Passover is also the holiday of freedom, Z’man Cheruteinu. While it is the story of our freedom from slavery, it is also a story about persecution and slavery to any people in any age. Passover is our constant reminder of our obligation to struggle for the freedom of all people.
And yes, we were slaves in Egypt. Yes, with a mighty hand and an outstretched arm, we felt the presence of God in our midst. But beneath the Haggadah’s tale of deliverance is a Passover lesson for all to hear. It is a lesson about family, gathered again around a festive table. It is a lesson about faith in goodness, faith in each other. What an important lesson this is, especially this year during the primary campaign with the toxic speech, vilifying others because of religion and/or background, and the incitement to violence. We need to stand up and express our outrage at the unprecedented vitriol that is being spewed. We need to deepen our faith in each other and embrace humankind to help bring about a world of understanding and peace.
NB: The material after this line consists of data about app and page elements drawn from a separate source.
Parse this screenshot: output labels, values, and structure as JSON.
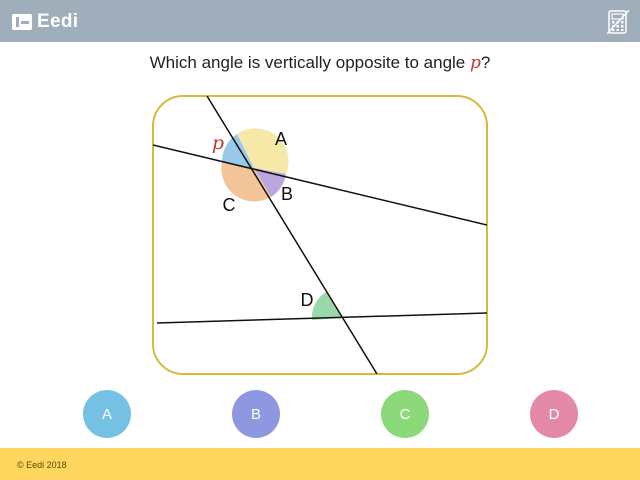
{
  "header": {
    "logo_text": "Eedi",
    "calculator_icon": "calculator-icon"
  },
  "question": {
    "prefix": "Which angle is vertically opposite to angle ",
    "variable": "p",
    "suffix": "?"
  },
  "diagram": {
    "labels": {
      "p": "p",
      "A": "A",
      "B": "B",
      "C": "C",
      "D": "D"
    },
    "colors": {
      "frame": "#d4b93a",
      "angle_p": "#8ec3e6",
      "angle_A": "#f5e79e",
      "angle_B": "#b39ddb",
      "angle_C": "#f3be8e",
      "angle_D": "#8fd3a0"
    }
  },
  "options": [
    {
      "label": "A",
      "color": "#74c1e3"
    },
    {
      "label": "B",
      "color": "#8e98e0"
    },
    {
      "label": "C",
      "color": "#8cd97a"
    },
    {
      "label": "D",
      "color": "#e48aa8"
    }
  ],
  "footer": {
    "copyright": "© Eedi 2018"
  }
}
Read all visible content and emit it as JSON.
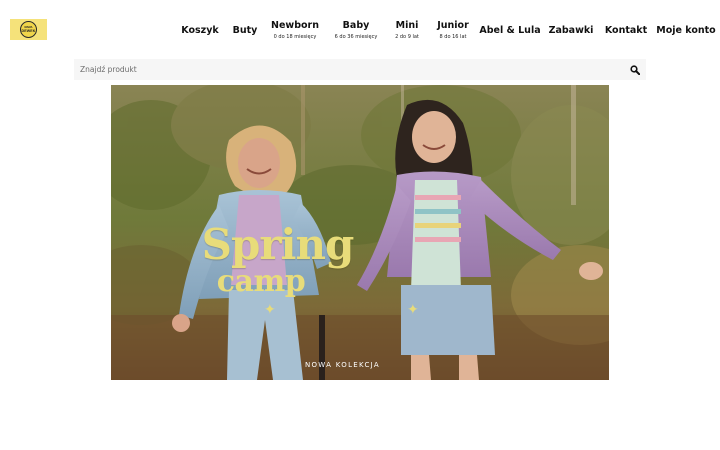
{
  "brand": {
    "logo_top": "MAMA",
    "logo_text": "DEWEK",
    "color": "#f5e27a"
  },
  "nav": {
    "items": [
      {
        "label": "Koszyk",
        "sub": ""
      },
      {
        "label": "Buty",
        "sub": ""
      },
      {
        "label": "Newborn",
        "sub": "0 do 18 miesięcy"
      },
      {
        "label": "Baby",
        "sub": "6 do 36 miesięcy"
      },
      {
        "label": "Mini",
        "sub": "2 do 9 lat"
      },
      {
        "label": "Junior",
        "sub": "8 do 16 lat"
      },
      {
        "label": "Abel & Lula",
        "sub": ""
      },
      {
        "label": "Zabawki",
        "sub": ""
      },
      {
        "label": "Kontakt",
        "sub": ""
      },
      {
        "label": "Moje konto",
        "sub": ""
      }
    ]
  },
  "search": {
    "placeholder": "Znajdź produkt",
    "value": "",
    "icon": "search-icon"
  },
  "hero": {
    "title": "Spring",
    "subtitle": "camp",
    "cta": "NOWA KOLEKCJA",
    "accent_color": "#e8dc7a"
  }
}
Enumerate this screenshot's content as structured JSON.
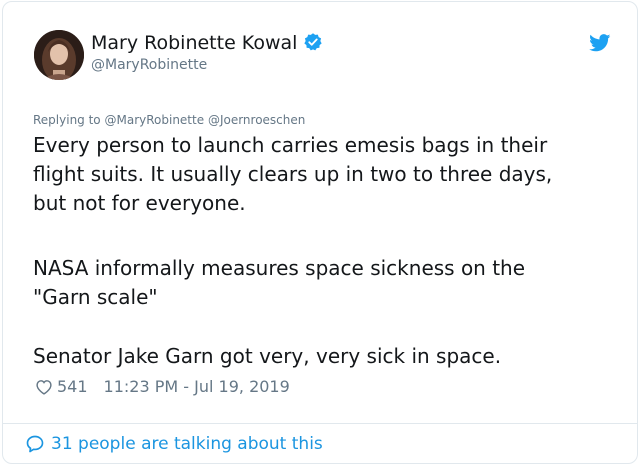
{
  "tweet": {
    "author": {
      "display_name": "Mary Robinette Kowal",
      "handle": "@MaryRobinette",
      "verified_icon": "verified-badge-icon",
      "avatar": "author-avatar"
    },
    "platform_icon": "twitter-bird-icon",
    "reply_to": {
      "prefix": "Replying to",
      "mentions": [
        "@MaryRobinette",
        "@Joernroeschen"
      ]
    },
    "paragraphs": [
      [
        "Every person to launch carries emesis bags in their",
        "flight suits. It usually clears up in two to three days,",
        "but not for everyone."
      ],
      [
        "NASA informally measures space sickness on the",
        "\"Garn scale\""
      ],
      [
        "Senator Jake Garn got very, very sick in space."
      ]
    ],
    "likes": "541",
    "timestamp": "11:23 PM - Jul 19, 2019",
    "talking": "31 people are talking about this"
  },
  "colors": {
    "link": "#1b95e0",
    "twitter_blue": "#1da1f2",
    "secondary_text": "#657786",
    "border": "#e1e8ed"
  }
}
Let us look forward to spring, not backward on the winter which has past. Thus Passover is a time for us to contemplate the miracle of birth, of human life, of our struggle for freedom, of our deep faith and of familial ties to all of humanity. It is the holiday which emphasizes “the can-do spirit”. It teaches us that even in the most trying of times, we all have the ability to forge forward through rough terrain and look forward to days of hope and blessing.
Come and hear Temple Sinai member Jill Gelfenbien Laufer discuss her experience as a member of the
1995 UCONN Women’s First Championship Team
Temple Sinai is proud to host the Jewish Genealogical Society of Connecticut. The Society meets at the temple on the third Sunday of the month. Meetings are open to all Temple Sinai members, and your participation is welcome.
Their library is housed with the temple’s own library in the multi-purpose room.
For more information about JGSCT and their many programs, please visit the Society’s own website.